◆ **Data for review**:
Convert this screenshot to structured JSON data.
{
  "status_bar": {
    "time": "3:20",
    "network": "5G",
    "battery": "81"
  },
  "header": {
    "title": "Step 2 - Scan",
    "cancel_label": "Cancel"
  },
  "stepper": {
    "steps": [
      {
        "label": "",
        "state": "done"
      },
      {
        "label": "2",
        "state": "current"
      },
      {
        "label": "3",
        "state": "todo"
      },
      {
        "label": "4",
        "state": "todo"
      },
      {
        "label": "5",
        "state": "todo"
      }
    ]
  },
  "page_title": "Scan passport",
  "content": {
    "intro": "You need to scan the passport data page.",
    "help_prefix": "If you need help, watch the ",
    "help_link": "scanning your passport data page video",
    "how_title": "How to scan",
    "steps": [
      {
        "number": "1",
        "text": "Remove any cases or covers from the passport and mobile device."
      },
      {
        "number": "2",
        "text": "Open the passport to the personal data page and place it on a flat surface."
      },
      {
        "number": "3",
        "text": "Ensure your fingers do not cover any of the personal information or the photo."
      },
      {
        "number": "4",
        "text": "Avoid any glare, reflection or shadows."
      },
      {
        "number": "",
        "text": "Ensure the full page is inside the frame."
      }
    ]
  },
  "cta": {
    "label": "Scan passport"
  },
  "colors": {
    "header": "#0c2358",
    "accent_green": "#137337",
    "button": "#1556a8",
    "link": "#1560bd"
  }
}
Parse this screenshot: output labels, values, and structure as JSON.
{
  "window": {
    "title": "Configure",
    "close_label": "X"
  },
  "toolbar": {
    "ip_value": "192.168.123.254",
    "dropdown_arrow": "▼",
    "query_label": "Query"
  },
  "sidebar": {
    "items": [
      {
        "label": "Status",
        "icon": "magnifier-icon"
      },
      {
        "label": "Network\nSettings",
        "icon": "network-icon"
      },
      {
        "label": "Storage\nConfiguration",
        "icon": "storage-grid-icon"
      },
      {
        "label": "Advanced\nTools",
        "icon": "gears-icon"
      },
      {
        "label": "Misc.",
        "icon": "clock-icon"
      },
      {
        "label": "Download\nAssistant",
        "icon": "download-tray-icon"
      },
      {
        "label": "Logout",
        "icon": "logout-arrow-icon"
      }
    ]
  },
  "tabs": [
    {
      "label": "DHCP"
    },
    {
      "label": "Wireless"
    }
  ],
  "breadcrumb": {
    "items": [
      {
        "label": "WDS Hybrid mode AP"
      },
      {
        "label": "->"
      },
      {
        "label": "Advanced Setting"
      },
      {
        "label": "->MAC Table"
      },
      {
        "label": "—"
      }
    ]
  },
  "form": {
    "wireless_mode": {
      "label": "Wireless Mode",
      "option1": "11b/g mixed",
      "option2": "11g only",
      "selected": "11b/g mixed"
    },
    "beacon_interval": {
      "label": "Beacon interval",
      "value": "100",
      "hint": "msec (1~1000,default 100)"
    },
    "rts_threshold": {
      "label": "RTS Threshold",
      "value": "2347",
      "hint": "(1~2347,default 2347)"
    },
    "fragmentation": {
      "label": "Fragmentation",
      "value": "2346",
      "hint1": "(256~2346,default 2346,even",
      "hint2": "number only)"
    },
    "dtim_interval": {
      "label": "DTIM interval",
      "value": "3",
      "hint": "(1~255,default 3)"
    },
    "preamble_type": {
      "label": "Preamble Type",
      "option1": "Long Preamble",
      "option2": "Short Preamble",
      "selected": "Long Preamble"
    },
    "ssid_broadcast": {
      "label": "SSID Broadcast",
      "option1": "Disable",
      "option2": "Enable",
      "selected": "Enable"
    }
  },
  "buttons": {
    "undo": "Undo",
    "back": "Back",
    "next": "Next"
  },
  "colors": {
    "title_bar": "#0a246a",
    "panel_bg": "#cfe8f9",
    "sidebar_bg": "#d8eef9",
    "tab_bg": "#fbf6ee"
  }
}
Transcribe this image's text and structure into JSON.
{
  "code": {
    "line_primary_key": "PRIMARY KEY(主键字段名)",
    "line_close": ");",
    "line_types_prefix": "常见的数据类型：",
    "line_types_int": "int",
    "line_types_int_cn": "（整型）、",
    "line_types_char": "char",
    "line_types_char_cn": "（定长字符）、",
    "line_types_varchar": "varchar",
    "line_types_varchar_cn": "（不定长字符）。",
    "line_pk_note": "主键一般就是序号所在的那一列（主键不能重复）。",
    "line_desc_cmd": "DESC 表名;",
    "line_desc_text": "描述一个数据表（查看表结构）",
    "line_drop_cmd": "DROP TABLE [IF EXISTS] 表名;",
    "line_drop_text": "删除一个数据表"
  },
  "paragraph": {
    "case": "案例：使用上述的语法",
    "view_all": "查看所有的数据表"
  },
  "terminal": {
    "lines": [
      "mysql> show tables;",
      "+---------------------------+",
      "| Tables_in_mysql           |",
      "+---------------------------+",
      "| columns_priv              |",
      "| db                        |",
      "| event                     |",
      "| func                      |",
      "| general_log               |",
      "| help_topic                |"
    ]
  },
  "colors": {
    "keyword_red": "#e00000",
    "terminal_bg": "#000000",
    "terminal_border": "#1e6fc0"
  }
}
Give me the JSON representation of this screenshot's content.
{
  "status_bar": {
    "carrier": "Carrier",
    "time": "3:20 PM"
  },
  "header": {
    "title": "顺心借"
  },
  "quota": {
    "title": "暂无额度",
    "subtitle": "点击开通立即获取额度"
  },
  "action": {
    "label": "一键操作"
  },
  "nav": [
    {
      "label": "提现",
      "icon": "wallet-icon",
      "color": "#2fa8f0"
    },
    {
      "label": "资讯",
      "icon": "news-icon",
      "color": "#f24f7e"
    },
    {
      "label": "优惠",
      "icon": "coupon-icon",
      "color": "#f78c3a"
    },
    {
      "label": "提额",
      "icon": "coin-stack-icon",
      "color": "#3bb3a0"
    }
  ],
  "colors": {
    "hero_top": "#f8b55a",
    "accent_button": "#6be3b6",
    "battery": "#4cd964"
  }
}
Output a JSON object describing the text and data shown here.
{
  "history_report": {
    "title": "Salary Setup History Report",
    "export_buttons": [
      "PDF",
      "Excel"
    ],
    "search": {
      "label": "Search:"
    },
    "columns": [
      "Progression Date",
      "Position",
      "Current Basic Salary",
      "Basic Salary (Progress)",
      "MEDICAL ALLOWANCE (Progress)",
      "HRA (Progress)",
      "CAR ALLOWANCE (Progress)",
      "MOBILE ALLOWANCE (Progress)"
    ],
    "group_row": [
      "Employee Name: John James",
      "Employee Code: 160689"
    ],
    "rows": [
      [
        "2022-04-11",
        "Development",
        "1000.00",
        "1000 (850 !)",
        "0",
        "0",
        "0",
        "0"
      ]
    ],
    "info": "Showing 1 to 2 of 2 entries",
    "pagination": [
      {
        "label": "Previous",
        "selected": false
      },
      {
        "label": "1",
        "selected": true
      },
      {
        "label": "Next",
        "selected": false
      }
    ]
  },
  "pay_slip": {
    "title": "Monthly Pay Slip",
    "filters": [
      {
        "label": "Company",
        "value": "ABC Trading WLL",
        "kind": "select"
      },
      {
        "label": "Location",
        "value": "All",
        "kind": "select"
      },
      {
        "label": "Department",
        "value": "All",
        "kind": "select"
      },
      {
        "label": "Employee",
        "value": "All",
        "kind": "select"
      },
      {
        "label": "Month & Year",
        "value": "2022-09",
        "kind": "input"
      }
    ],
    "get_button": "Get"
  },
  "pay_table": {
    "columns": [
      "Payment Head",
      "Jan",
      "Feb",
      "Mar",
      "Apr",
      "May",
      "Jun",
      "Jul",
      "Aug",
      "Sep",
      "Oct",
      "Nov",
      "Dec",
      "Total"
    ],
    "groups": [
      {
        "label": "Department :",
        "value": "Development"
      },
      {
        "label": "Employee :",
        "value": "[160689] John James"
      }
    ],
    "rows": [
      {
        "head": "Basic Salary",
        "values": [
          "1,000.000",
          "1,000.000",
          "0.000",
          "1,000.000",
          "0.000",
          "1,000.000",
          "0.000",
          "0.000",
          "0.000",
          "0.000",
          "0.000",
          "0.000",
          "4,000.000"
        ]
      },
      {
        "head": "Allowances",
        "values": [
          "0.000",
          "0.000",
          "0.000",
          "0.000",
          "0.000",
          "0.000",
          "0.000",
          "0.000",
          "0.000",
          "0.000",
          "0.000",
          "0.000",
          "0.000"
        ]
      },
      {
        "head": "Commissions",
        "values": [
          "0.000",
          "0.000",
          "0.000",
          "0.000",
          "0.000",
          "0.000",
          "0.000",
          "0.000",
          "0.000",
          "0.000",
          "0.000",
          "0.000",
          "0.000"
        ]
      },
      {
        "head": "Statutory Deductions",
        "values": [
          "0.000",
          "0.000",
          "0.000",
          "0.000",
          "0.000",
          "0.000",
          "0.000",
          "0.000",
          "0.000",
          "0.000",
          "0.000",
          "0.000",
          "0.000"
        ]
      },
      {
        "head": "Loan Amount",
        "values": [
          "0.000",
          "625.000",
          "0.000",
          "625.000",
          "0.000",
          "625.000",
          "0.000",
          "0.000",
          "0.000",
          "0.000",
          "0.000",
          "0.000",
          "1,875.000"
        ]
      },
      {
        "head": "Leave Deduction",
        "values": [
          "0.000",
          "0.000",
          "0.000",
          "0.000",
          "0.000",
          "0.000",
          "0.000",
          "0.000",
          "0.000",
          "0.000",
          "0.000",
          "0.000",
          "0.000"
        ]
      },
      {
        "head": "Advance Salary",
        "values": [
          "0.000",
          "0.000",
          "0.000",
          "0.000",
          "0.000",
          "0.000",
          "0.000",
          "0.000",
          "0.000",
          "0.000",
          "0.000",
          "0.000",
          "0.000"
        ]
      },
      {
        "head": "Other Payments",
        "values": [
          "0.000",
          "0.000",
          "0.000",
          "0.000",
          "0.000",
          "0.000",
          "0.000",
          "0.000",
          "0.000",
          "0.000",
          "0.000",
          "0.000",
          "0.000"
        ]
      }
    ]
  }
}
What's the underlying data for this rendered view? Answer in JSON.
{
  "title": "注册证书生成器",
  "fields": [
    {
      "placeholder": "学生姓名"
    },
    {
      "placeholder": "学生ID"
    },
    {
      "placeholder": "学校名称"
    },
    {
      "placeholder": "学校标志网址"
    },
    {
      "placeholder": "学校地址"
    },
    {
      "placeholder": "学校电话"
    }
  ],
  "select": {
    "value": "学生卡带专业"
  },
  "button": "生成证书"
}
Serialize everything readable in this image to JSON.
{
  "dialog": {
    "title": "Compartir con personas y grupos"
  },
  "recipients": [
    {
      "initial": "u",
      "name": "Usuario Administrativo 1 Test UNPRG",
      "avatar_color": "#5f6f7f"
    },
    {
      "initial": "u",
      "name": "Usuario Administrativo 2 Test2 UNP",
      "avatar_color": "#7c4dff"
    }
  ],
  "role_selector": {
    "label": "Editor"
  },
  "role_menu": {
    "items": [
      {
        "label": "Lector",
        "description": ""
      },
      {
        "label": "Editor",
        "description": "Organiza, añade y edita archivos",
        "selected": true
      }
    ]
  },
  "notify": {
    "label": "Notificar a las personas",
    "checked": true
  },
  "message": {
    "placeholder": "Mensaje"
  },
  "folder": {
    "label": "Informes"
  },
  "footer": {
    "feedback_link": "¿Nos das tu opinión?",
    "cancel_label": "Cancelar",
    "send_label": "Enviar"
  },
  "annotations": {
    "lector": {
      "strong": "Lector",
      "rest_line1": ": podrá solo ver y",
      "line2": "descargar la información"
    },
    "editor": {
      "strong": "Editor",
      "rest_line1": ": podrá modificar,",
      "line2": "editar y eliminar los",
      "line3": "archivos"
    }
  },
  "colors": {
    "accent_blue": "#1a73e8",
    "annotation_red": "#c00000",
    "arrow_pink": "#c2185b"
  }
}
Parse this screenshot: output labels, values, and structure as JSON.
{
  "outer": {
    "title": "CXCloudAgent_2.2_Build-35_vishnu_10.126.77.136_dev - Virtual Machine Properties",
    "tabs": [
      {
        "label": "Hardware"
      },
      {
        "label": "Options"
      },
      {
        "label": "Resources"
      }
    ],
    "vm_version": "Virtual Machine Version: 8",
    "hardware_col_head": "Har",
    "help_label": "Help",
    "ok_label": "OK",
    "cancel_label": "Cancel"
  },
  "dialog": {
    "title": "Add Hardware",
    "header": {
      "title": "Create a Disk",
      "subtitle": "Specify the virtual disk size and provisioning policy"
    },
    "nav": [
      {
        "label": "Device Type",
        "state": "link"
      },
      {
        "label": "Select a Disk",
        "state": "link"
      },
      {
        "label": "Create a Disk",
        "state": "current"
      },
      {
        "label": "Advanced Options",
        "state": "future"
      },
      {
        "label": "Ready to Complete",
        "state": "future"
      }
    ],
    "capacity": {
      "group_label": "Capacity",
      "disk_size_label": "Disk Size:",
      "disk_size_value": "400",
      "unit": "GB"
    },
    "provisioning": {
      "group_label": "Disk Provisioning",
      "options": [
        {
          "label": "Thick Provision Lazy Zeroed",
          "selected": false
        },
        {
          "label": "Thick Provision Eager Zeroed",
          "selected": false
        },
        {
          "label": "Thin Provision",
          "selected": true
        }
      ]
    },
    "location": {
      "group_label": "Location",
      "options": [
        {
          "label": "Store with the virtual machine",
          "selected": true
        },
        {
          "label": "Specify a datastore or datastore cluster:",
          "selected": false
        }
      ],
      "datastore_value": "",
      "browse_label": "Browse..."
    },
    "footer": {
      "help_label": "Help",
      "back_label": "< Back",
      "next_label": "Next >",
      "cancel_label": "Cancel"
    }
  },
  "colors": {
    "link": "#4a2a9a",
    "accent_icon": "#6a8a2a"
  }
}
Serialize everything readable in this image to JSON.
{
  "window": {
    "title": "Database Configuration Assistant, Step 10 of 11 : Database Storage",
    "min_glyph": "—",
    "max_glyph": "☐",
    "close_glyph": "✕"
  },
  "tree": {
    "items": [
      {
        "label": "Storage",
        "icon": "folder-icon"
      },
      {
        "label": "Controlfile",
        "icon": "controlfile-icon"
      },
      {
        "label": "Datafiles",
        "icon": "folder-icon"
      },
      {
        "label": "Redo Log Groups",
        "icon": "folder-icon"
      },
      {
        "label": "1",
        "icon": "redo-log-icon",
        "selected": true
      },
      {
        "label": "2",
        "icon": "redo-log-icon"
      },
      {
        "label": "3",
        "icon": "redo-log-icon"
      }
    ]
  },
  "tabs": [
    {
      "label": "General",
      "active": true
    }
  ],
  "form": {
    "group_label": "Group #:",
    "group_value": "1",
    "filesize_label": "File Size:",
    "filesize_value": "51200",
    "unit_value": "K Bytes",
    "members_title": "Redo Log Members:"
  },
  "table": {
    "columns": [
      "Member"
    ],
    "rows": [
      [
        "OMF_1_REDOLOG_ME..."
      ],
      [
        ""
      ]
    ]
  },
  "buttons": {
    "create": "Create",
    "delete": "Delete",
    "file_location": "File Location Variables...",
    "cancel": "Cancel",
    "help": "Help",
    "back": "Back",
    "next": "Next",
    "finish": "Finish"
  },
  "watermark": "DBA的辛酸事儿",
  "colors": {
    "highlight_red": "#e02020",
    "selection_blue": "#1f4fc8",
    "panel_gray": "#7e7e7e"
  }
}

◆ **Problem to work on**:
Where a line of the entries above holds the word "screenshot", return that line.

◆ **Solved problem**:
Convert this screenshot to structured JSON data.
Parse this screenshot: output labels, values, and structure as JSON.
Give me the JSON representation of this screenshot's content.
Parse this screenshot: output labels, values, and structure as JSON.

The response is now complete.